The U.S. Senate’s consideration of CIA Director Mike Pompeo for confirmation as secretary of state is a critical inflection point for U.S. foreign policy. Some consider Pompeo one of the few remaining “adults” in President Donald Trump’s inner circle, but his appearance before the Senate Foreign Relations Committee on Thursday will be the first real airing of his views on most foreign policy. Here are some questions Shadow Government contributors hope he will answer.
Daniel B. Baer
Your past statements could be seen as indicating that you don’t believe in diplomacy. Do you?
What do you think the goals of U.S. diplomacy should be in the next five years?
Do you agree with Trump’s assertion that he is “the only one that matters”? If you do agree, why do you want to be secretary of state?
Former President Ronald Reagan, in his farewell address, spoke of the United States’ moral leadership and role in the world. He said the country was “still a beacon … for all who must have freedom, for all the pilgrims from all the lost places who are hurtling through the darkness, toward home.” What would you do or advocate as secretary of state to undo the damage that the Trump administration’s travel ban and slashing of refugee admissions have done to Reagan’s vision of the United States as a home for pilgrims from lost places?
Read the full article at FP
More from CNAS
CommentarySharper: Global Coronavirus Response
As regions across the United States enforce states of emergency and a growing list of countries restrict travel, close schools, and quarantine citizens, the economic and human...

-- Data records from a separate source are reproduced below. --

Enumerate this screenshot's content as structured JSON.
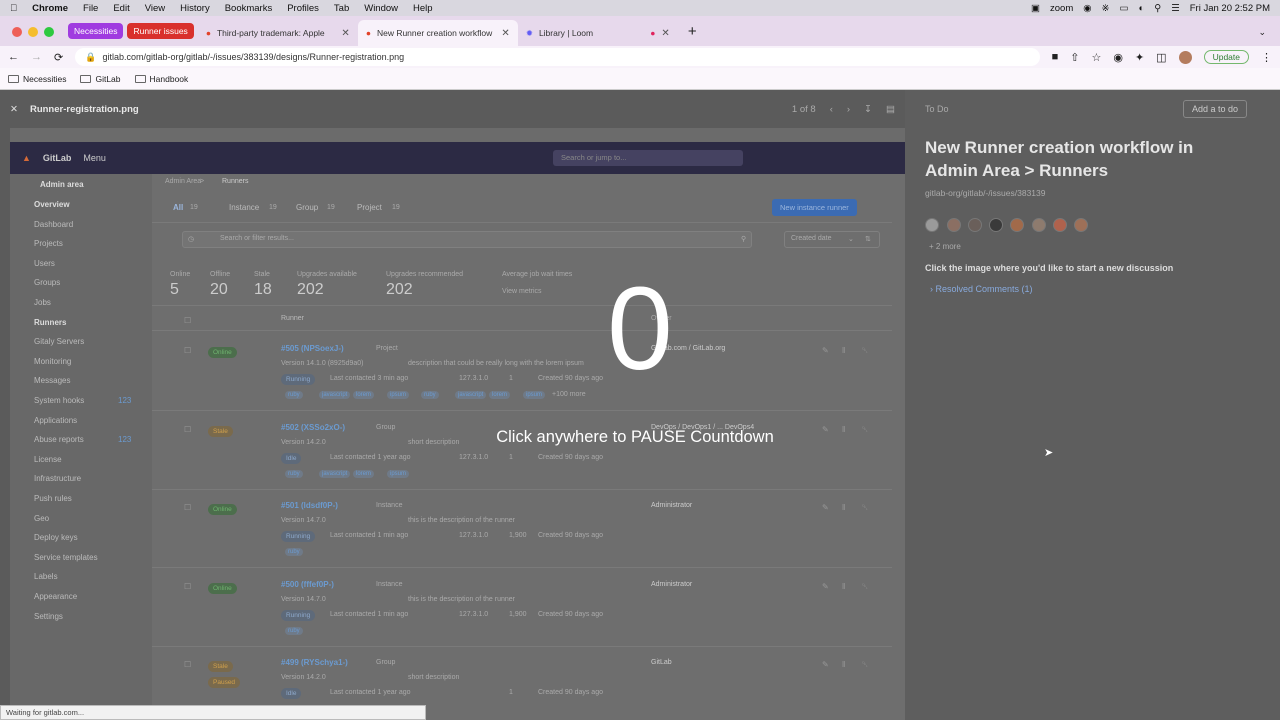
{
  "menubar": {
    "app": "Chrome",
    "items": [
      "File",
      "Edit",
      "View",
      "History",
      "Bookmarks",
      "Profiles",
      "Tab",
      "Window",
      "Help"
    ],
    "zoom": "zoom",
    "clock": "Fri Jan 20  2:52 PM"
  },
  "tabs": {
    "groups": [
      {
        "label": "Necessities",
        "color": "#a03be0"
      },
      {
        "label": "Runner issues",
        "color": "#d9302c"
      }
    ],
    "items": [
      {
        "label": "Third-party trademark: Apple",
        "active": false
      },
      {
        "label": "New Runner creation workflow",
        "active": true
      },
      {
        "label": "Library | Loom",
        "active": false
      }
    ]
  },
  "address": {
    "url": "gitlab.com/gitlab-org/gitlab/-/issues/383139/designs/Runner-registration.png",
    "update_label": "Update"
  },
  "bookmarks": [
    "Necessities",
    "GitLab",
    "Handbook"
  ],
  "viewer": {
    "filename": "Runner-registration.png",
    "pager": "1 of 8"
  },
  "design": {
    "header_menu": "Menu",
    "search_placeholder": "Search or jump to...",
    "admin_area": "Admin area",
    "sidebar": [
      {
        "label": "Overview",
        "bold": true
      },
      {
        "label": "Dashboard"
      },
      {
        "label": "Projects"
      },
      {
        "label": "Users"
      },
      {
        "label": "Groups"
      },
      {
        "label": "Jobs"
      },
      {
        "label": "Runners",
        "bold": true
      },
      {
        "label": "Gitaly Servers"
      },
      {
        "label": "Monitoring"
      },
      {
        "label": "Messages"
      },
      {
        "label": "System hooks",
        "count": "123"
      },
      {
        "label": "Applications"
      },
      {
        "label": "Abuse reports",
        "count": "123"
      },
      {
        "label": "License"
      },
      {
        "label": "Infrastructure"
      },
      {
        "label": "Push rules"
      },
      {
        "label": "Geo"
      },
      {
        "label": "Deploy keys"
      },
      {
        "label": "Service templates"
      },
      {
        "label": "Labels"
      },
      {
        "label": "Appearance"
      },
      {
        "label": "Settings"
      }
    ],
    "breadcrumb": [
      "Admin Area",
      "Runners"
    ],
    "filter_tabs": [
      {
        "label": "All",
        "count": "19"
      },
      {
        "label": "Instance",
        "count": "19"
      },
      {
        "label": "Group",
        "count": "19"
      },
      {
        "label": "Project",
        "count": "19"
      }
    ],
    "new_runner_label": "New instance runner",
    "filter_placeholder": "Search or filter results...",
    "sort_label": "Created date",
    "stats": [
      {
        "label": "Online",
        "value": "5"
      },
      {
        "label": "Offline",
        "value": "20"
      },
      {
        "label": "Stale",
        "value": "18"
      },
      {
        "label": "Upgrades available",
        "value": "202"
      },
      {
        "label": "Upgrades recommended",
        "value": "202"
      },
      {
        "label": "Average job wait times",
        "value": "View metrics"
      }
    ],
    "col_runner": "Runner",
    "col_owner": "Owner",
    "rows": [
      {
        "status": "Online",
        "id": "#505 (NPSoexJ-)",
        "type": "Project",
        "version": "Version 14.1.0 (8925d9a0)",
        "desc": "description that could be really long with the lorem ipsum",
        "state": "Running",
        "contacted": "Last contacted 3 min ago",
        "ip": "127.3.1.0",
        "jobs": "1",
        "created": "Created 90 days ago",
        "tags": [
          "ruby",
          "javascript",
          "lorem",
          "ipsum",
          "ruby",
          "javascript",
          "lorem",
          "ipsum"
        ],
        "more": "+100 more",
        "owner": "GitLab.com / GitLab.org"
      },
      {
        "status": "Stale",
        "id": "#502 (XSSo2xO-)",
        "type": "Group",
        "version": "Version 14.2.0",
        "desc": "short description",
        "state": "Idle",
        "contacted": "Last contacted 1 year ago",
        "ip": "127.3.1.0",
        "jobs": "1",
        "created": "Created 90 days ago",
        "tags": [
          "ruby",
          "javascript",
          "lorem",
          "ipsum"
        ],
        "more": "",
        "owner": "DevOps / DevOps1 / ... DevOps4"
      },
      {
        "status": "Online",
        "id": "#501 (ldsdf0P-)",
        "type": "Instance",
        "version": "Version 14.7.0",
        "desc": "this is the description of the runner",
        "state": "Running",
        "contacted": "Last contacted 1 min ago",
        "ip": "127.3.1.0",
        "jobs": "1,900",
        "created": "Created 90 days ago",
        "tags": [
          "ruby"
        ],
        "more": "",
        "owner": "Administrator"
      },
      {
        "status": "Online",
        "id": "#500 (fffef0P-)",
        "type": "Instance",
        "version": "Version 14.7.0",
        "desc": "this is the description of the runner",
        "state": "Running",
        "contacted": "Last contacted 1 min ago",
        "ip": "127.3.1.0",
        "jobs": "1,900",
        "created": "Created 90 days ago",
        "tags": [
          "ruby"
        ],
        "more": "",
        "owner": "Administrator"
      },
      {
        "status": "Stale",
        "id": "#499 (RYSchya1-)",
        "type": "Group",
        "version": "Version 14.2.0",
        "desc": "short description",
        "state": "Idle",
        "contacted": "Last contacted 1 year ago",
        "ip": "",
        "jobs": "1",
        "created": "Created 90 days ago",
        "tags": [],
        "more": "",
        "owner": "GitLab",
        "paused": "Paused"
      }
    ]
  },
  "panel": {
    "todo_label": "To Do",
    "add_todo": "Add a to do",
    "title": "New Runner creation workflow in Admin Area > Runners",
    "path": "gitlab-org/gitlab/-/issues/383139",
    "more_participants": "+ 2 more",
    "hint": "Click the image where you'd like to start a new discussion",
    "resolved": "Resolved Comments (1)"
  },
  "countdown": {
    "number": "0",
    "text": "Click anywhere to PAUSE Countdown"
  },
  "status_text": "Waiting for gitlab.com..."
}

By Chris Estep & Cole Stevens
CommentaryHow the US can learn from Israel to counter Iran
During the COVID-19 crisis, one would have thought the United States and Iran would find ways to reduce tensions. Instead the Trump administration refuses to relax sanctions i...
By Ilan Goldenberg & Kaleigh Thomas
ReportsCountering Iran in the Gray Zone
American freedom of action to strike Iranian targets in the gray zone may be greater than previously assessed, if U.S. policymakers are willing and able to replicate at least ...
By Ilan Goldenberg, Nicholas Heras, Kaleigh Thomas & Jennie Matuschak
Commentary9/11 swallowed U.S. foreign policy. Don’t let the coronavirus do the same thing.
For two decades, American foreign policy has been shaped by the 9/11 attacks. The catastrophic wars in Iraq and Afghanistan, our failure to see the full threat posed by Russia...
By Ilan Goldenberg